Scientists find widespread methane leaks in Atlantic

Scientists have found hundreds of methane leak spots on the floor of the Atlantic Ocean near the East Coast of the United States, according to a new study.

The methane seeps were found in at least 570 places where the continental shelf meets the deeper ocean floor, from near Massachusetts down to North Carolina, researchers said in a study published Sunday in the journal Nature Geoscience.

Methane is a greenhouse gas believed to contribute to climate change at a rate of about 25 times more than carbon dioxide per volume.

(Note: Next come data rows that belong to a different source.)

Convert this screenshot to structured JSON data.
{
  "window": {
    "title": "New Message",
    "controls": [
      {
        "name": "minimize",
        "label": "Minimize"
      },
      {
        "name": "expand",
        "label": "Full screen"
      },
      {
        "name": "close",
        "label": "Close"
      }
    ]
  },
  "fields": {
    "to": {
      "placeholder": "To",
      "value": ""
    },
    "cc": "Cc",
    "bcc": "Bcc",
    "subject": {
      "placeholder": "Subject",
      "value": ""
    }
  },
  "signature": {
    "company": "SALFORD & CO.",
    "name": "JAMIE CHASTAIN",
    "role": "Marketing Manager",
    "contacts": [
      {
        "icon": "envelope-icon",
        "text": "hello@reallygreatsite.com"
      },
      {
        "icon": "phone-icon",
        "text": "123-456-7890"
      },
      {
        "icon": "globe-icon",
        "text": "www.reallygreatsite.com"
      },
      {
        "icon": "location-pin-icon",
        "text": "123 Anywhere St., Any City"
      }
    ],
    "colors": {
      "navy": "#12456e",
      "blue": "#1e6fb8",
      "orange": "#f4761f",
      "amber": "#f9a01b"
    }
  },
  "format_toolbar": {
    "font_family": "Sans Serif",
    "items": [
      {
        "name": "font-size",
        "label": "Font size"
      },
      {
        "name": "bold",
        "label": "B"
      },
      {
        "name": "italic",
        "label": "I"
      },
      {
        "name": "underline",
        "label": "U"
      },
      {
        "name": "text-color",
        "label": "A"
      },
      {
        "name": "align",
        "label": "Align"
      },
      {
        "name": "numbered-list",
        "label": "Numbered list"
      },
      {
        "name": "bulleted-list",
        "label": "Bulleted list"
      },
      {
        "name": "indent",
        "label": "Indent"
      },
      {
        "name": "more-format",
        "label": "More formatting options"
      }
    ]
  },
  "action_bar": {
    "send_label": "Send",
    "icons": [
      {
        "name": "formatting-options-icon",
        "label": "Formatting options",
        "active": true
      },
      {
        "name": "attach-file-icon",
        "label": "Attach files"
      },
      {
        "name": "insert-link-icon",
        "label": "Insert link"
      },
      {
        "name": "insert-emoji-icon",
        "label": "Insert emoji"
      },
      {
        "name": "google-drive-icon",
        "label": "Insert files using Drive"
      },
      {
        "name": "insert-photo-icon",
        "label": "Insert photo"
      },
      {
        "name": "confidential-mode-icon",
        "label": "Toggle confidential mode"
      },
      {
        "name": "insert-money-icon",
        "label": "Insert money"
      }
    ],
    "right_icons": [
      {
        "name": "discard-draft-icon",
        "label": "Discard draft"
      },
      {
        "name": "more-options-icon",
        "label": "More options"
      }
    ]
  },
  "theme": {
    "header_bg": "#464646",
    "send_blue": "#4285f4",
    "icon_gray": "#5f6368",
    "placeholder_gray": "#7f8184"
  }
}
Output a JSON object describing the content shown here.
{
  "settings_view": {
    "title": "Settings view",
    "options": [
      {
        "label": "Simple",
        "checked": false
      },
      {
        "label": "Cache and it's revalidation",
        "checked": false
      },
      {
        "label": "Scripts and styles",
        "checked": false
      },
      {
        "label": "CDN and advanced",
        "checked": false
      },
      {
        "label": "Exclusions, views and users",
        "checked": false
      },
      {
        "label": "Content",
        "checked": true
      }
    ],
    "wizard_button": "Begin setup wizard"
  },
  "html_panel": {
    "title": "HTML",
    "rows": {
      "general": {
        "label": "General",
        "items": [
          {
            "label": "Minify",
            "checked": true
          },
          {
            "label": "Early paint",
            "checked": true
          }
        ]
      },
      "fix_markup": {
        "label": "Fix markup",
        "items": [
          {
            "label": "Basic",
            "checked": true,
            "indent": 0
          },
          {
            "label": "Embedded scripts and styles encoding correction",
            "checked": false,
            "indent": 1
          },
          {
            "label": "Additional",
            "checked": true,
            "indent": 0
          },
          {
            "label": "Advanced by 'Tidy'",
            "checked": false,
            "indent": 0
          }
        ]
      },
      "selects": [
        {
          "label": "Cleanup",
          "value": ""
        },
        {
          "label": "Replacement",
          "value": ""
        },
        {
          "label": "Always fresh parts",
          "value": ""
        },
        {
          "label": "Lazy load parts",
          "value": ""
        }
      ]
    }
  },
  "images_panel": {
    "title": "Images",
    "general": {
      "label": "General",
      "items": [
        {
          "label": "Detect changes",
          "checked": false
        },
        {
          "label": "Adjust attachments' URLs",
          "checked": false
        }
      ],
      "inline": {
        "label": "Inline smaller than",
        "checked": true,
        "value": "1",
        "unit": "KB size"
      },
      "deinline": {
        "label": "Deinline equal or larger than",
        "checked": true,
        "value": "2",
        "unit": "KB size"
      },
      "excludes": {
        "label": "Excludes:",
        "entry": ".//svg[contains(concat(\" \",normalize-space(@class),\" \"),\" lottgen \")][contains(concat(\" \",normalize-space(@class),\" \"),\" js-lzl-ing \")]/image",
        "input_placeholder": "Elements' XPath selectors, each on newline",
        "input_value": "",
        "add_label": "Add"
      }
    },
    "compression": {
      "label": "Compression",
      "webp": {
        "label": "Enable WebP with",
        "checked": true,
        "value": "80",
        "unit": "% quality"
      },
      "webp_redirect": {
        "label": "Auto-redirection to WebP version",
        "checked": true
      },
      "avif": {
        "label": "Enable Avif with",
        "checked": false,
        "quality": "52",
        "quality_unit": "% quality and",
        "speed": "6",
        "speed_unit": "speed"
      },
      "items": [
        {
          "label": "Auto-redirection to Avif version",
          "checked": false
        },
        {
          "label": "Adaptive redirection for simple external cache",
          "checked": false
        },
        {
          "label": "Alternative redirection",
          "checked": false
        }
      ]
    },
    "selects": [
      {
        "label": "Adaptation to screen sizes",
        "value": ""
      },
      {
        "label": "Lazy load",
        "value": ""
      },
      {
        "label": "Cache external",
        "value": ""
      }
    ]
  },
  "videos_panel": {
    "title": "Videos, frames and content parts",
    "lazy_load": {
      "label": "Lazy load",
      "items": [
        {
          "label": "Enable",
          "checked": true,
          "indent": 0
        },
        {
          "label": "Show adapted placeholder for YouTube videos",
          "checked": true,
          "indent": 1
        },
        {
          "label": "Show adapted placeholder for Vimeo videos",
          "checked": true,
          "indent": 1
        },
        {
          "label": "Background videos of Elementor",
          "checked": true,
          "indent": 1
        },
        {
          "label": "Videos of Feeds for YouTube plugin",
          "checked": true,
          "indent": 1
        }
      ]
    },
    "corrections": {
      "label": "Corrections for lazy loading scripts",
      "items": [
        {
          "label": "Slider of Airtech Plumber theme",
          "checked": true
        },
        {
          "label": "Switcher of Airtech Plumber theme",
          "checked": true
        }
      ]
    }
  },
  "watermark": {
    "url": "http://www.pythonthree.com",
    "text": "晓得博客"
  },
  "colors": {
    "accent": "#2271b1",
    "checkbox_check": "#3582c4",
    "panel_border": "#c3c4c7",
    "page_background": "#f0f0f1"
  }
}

The volume of the leaks is very small compared to methane seeps from all sources around the world, researchers said. It has likely been leaking for at least 1,000 years, though most of the methane dissolves in the ocean before reaching the atmosphere.

Methane frequently leaks in more tectonically active ocean floor areas, such as the Pacific Ocean off the West Coast. The East Coast seeps came as a surprise to researchers, as it is not tectonically active nor a known source of oil and gas.